- **Brief**:
In the entries below, spot each line with the word "sitemap" and copy it.

(Data extracted from a collection)
=== Section Start ===
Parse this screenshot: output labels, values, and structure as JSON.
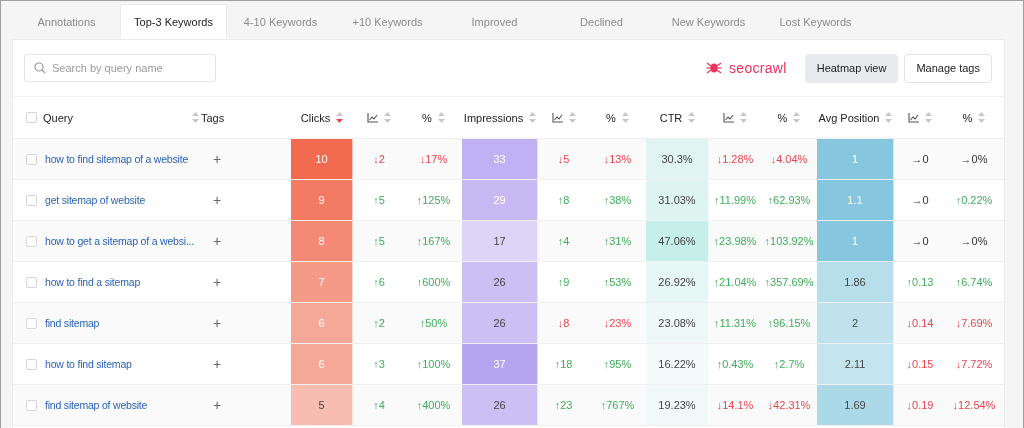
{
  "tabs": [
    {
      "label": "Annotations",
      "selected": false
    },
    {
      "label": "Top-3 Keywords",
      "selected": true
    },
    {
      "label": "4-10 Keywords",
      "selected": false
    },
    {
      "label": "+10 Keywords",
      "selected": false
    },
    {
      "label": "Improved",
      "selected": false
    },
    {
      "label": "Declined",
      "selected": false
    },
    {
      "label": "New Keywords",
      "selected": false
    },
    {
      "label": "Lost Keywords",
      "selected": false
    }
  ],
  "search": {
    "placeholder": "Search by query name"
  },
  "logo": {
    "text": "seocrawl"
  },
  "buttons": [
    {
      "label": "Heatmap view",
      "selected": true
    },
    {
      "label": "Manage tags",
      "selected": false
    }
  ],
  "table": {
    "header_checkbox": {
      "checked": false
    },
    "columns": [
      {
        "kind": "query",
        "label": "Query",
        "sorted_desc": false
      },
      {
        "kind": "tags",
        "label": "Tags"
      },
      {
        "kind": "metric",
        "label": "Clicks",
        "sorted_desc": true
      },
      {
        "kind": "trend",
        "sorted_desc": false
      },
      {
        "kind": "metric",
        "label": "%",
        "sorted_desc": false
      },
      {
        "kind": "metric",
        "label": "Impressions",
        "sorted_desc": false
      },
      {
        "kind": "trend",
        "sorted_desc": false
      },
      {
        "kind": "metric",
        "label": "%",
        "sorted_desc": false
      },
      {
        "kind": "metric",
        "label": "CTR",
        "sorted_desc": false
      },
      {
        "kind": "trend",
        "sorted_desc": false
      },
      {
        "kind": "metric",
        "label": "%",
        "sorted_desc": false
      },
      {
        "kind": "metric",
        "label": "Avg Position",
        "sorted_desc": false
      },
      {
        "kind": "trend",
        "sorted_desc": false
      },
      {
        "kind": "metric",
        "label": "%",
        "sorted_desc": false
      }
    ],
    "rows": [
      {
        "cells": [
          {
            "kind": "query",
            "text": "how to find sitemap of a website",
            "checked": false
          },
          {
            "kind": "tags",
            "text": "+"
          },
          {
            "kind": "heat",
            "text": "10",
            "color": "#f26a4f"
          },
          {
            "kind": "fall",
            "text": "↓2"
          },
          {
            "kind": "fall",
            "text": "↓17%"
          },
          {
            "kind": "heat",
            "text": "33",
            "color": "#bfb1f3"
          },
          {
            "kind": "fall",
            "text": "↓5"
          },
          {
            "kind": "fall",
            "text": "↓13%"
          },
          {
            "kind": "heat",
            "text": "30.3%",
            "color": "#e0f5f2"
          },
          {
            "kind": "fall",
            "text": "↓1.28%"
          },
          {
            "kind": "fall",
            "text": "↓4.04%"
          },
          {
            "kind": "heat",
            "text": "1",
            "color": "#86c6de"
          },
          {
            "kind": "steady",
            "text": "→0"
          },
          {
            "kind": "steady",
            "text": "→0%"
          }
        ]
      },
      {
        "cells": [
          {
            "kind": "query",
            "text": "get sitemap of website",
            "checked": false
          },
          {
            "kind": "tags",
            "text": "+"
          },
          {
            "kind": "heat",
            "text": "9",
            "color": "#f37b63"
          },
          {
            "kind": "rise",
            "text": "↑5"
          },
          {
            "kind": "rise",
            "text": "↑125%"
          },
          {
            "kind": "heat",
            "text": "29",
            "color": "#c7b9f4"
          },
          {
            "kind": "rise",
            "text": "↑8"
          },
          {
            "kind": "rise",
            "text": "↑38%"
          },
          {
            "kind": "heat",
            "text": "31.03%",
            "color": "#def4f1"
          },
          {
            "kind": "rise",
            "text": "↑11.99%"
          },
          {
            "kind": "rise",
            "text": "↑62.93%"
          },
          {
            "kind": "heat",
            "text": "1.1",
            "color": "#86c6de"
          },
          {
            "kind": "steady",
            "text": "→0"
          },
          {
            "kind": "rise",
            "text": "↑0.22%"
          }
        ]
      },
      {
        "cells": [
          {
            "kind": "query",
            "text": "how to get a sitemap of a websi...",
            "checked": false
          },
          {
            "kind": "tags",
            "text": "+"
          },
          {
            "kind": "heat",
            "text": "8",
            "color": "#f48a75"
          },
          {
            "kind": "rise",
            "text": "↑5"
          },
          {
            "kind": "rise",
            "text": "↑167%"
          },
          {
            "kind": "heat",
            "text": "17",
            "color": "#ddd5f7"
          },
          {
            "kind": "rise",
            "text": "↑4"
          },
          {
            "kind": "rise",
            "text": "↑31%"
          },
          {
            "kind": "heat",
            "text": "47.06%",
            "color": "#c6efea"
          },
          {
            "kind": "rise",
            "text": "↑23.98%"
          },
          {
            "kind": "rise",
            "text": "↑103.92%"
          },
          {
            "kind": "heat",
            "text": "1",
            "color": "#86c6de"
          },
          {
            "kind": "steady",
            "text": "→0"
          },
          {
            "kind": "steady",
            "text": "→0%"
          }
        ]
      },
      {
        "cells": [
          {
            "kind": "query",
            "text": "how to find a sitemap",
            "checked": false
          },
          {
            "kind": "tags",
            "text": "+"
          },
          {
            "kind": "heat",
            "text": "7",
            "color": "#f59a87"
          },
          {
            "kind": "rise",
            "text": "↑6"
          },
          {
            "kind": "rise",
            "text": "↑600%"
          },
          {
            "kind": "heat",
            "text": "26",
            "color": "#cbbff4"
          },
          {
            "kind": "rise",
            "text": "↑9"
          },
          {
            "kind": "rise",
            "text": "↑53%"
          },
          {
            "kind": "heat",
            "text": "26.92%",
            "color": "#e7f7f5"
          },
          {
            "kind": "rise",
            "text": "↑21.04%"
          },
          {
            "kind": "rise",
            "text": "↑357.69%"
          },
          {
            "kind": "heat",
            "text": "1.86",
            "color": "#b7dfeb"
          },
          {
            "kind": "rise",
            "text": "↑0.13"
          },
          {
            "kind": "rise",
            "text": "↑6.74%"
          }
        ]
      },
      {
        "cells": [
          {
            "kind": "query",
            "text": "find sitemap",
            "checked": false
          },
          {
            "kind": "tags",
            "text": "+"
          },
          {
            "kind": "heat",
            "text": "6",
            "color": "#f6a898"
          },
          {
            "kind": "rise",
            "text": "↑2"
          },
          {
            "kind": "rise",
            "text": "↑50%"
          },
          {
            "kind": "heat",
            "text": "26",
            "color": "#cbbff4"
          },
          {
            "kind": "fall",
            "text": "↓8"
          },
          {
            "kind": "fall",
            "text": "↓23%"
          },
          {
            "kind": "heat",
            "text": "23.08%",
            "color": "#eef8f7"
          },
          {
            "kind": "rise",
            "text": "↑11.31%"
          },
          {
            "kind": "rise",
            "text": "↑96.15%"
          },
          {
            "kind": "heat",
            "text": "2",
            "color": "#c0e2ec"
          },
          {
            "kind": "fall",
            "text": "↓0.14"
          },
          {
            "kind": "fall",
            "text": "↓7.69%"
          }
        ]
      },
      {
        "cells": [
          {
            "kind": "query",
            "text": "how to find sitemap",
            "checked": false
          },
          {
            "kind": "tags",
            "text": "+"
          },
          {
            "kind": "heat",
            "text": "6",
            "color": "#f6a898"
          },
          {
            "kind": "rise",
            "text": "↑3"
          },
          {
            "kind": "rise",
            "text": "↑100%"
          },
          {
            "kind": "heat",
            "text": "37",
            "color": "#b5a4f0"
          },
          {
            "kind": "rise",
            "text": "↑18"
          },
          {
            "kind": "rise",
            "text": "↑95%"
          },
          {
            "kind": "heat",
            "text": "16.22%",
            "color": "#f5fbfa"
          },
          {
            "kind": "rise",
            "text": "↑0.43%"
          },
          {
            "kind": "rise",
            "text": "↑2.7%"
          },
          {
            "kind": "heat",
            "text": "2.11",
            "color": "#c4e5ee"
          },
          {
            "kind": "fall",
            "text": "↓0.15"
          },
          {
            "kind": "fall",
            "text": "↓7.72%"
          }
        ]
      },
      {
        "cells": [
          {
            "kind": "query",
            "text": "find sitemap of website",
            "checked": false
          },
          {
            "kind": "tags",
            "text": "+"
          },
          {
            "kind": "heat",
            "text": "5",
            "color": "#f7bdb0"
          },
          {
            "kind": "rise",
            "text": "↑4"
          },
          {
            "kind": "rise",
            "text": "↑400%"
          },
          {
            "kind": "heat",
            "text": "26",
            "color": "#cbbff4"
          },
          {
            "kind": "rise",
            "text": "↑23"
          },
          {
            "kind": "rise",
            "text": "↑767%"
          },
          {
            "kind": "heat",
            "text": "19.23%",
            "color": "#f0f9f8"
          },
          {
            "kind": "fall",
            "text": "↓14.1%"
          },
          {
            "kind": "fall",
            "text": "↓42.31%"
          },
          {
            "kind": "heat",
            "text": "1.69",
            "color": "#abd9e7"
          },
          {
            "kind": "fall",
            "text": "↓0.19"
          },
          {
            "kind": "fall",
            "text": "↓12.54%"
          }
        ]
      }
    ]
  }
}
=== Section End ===
- **Written answer**:
            "text": "how to find sitemap of a website",
            "text": "get sitemap of website",
            "text": "how to get a sitemap of a websi...",
            "text": "how to find a sitemap",
            "text": "find sitemap",
            "text": "how to find sitemap",
            "text": "find sitemap of website",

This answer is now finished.